--- Dataset Enclosed Below ---

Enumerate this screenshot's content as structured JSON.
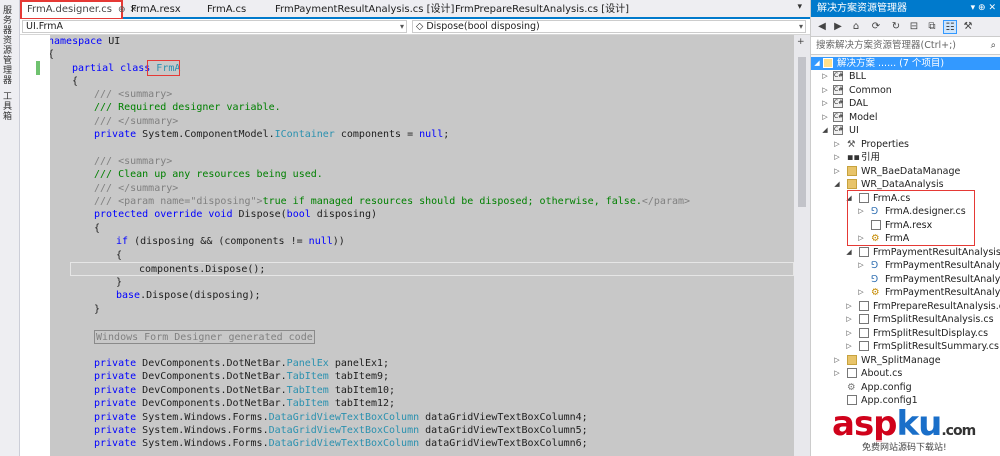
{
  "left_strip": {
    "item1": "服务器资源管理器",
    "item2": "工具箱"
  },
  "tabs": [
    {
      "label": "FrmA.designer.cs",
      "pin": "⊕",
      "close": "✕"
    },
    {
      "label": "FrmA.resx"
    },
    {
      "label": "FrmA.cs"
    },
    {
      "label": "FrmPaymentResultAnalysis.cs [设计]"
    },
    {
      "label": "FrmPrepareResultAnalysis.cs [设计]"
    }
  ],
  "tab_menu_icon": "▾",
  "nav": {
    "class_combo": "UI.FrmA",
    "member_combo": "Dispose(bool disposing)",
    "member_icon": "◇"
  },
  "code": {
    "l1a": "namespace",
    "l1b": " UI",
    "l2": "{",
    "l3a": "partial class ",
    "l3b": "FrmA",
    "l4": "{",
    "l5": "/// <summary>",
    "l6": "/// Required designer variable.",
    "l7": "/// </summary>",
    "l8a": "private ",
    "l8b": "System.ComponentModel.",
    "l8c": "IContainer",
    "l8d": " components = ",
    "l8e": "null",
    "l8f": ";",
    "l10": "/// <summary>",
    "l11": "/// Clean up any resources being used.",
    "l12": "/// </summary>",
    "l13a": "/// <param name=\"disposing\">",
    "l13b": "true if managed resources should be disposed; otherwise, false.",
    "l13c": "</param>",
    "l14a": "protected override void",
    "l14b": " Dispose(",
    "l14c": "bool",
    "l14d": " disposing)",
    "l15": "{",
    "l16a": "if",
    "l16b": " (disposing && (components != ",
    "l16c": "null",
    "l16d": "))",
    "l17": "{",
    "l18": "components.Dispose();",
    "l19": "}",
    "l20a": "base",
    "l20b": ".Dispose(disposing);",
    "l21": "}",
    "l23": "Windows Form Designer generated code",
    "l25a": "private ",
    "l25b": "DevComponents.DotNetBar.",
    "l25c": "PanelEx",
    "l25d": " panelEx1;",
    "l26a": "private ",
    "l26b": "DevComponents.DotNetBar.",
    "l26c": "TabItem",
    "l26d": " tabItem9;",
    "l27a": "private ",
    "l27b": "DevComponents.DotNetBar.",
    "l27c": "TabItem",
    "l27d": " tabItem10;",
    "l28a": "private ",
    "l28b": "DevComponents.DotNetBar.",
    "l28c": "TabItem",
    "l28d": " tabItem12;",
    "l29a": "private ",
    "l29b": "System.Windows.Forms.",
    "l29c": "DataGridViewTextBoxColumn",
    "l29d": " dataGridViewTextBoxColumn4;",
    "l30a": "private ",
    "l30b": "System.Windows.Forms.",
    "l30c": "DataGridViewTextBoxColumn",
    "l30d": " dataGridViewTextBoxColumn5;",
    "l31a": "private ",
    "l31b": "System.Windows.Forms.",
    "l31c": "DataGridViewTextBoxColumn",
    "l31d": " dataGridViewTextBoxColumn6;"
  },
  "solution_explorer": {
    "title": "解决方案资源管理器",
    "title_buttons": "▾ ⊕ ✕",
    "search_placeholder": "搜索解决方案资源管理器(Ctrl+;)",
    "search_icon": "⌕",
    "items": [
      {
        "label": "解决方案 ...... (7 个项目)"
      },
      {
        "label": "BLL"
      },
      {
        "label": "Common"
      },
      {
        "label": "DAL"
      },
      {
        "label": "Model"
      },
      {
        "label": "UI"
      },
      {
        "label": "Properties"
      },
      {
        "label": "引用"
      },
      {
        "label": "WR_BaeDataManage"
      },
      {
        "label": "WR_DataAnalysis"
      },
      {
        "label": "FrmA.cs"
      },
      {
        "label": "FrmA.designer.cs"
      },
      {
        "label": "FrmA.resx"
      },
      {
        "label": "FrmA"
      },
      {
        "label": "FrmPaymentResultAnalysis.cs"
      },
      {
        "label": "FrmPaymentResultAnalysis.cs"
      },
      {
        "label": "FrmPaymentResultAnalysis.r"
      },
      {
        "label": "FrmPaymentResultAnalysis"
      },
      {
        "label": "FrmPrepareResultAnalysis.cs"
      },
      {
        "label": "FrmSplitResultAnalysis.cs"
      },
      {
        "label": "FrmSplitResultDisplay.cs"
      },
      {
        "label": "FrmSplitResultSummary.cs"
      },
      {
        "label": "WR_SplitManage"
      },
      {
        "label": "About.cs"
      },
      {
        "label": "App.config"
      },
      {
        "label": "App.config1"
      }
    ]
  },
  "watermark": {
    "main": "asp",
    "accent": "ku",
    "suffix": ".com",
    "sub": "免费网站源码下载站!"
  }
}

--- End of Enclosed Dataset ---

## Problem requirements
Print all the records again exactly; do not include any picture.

## Output for this task
Enumerate this screenshot's content as structured JSON.
{
  "left_strip": {
    "item1": "服务器资源管理器",
    "item2": "工具箱"
  },
  "tabs": [
    {
      "label": "FrmA.designer.cs",
      "pin": "⊕",
      "close": "✕"
    },
    {
      "label": "FrmA.resx"
    },
    {
      "label": "FrmA.cs"
    },
    {
      "label": "FrmPaymentResultAnalysis.cs [设计]"
    },
    {
      "label": "FrmPrepareResultAnalysis.cs [设计]"
    }
  ],
  "tab_menu_icon": "▾",
  "nav": {
    "class_combo": "UI.FrmA",
    "member_combo": "Dispose(bool disposing)",
    "member_icon": "◇"
  },
  "code": {
    "l1a": "namespace",
    "l1b": " UI",
    "l2": "{",
    "l3a": "partial class ",
    "l3b": "FrmA",
    "l4": "{",
    "l5": "/// <summary>",
    "l6": "/// Required designer variable.",
    "l7": "/// </summary>",
    "l8a": "private ",
    "l8b": "System.ComponentModel.",
    "l8c": "IContainer",
    "l8d": " components = ",
    "l8e": "null",
    "l8f": ";",
    "l10": "/// <summary>",
    "l11": "/// Clean up any resources being used.",
    "l12": "/// </summary>",
    "l13a": "/// <param name=\"disposing\">",
    "l13b": "true if managed resources should be disposed; otherwise, false.",
    "l13c": "</param>",
    "l14a": "protected override void",
    "l14b": " Dispose(",
    "l14c": "bool",
    "l14d": " disposing)",
    "l15": "{",
    "l16a": "if",
    "l16b": " (disposing && (components != ",
    "l16c": "null",
    "l16d": "))",
    "l17": "{",
    "l18": "components.Dispose();",
    "l19": "}",
    "l20a": "base",
    "l20b": ".Dispose(disposing);",
    "l21": "}",
    "l23": "Windows Form Designer generated code",
    "l25a": "private ",
    "l25b": "DevComponents.DotNetBar.",
    "l25c": "PanelEx",
    "l25d": " panelEx1;",
    "l26a": "private ",
    "l26b": "DevComponents.DotNetBar.",
    "l26c": "TabItem",
    "l26d": " tabItem9;",
    "l27a": "private ",
    "l27b": "DevComponents.DotNetBar.",
    "l27c": "TabItem",
    "l27d": " tabItem10;",
    "l28a": "private ",
    "l28b": "DevComponents.DotNetBar.",
    "l28c": "TabItem",
    "l28d": " tabItem12;",
    "l29a": "private ",
    "l29b": "System.Windows.Forms.",
    "l29c": "DataGridViewTextBoxColumn",
    "l29d": " dataGridViewTextBoxColumn4;",
    "l30a": "private ",
    "l30b": "System.Windows.Forms.",
    "l30c": "DataGridViewTextBoxColumn",
    "l30d": " dataGridViewTextBoxColumn5;",
    "l31a": "private ",
    "l31b": "System.Windows.Forms.",
    "l31c": "DataGridViewTextBoxColumn",
    "l31d": " dataGridViewTextBoxColumn6;"
  },
  "solution_explorer": {
    "title": "解决方案资源管理器",
    "title_buttons": "▾ ⊕ ✕",
    "search_placeholder": "搜索解决方案资源管理器(Ctrl+;)",
    "search_icon": "⌕",
    "items": [
      {
        "label": "解决方案 ...... (7 个项目)"
      },
      {
        "label": "BLL"
      },
      {
        "label": "Common"
      },
      {
        "label": "DAL"
      },
      {
        "label": "Model"
      },
      {
        "label": "UI"
      },
      {
        "label": "Properties"
      },
      {
        "label": "引用"
      },
      {
        "label": "WR_BaeDataManage"
      },
      {
        "label": "WR_DataAnalysis"
      },
      {
        "label": "FrmA.cs"
      },
      {
        "label": "FrmA.designer.cs"
      },
      {
        "label": "FrmA.resx"
      },
      {
        "label": "FrmA"
      },
      {
        "label": "FrmPaymentResultAnalysis.cs"
      },
      {
        "label": "FrmPaymentResultAnalysis.cs"
      },
      {
        "label": "FrmPaymentResultAnalysis.r"
      },
      {
        "label": "FrmPaymentResultAnalysis"
      },
      {
        "label": "FrmPrepareResultAnalysis.cs"
      },
      {
        "label": "FrmSplitResultAnalysis.cs"
      },
      {
        "label": "FrmSplitResultDisplay.cs"
      },
      {
        "label": "FrmSplitResultSummary.cs"
      },
      {
        "label": "WR_SplitManage"
      },
      {
        "label": "About.cs"
      },
      {
        "label": "App.config"
      },
      {
        "label": "App.config1"
      }
    ]
  },
  "watermark": {
    "main": "asp",
    "accent": "ku",
    "suffix": ".com",
    "sub": "免费网站源码下载站!"
  }
}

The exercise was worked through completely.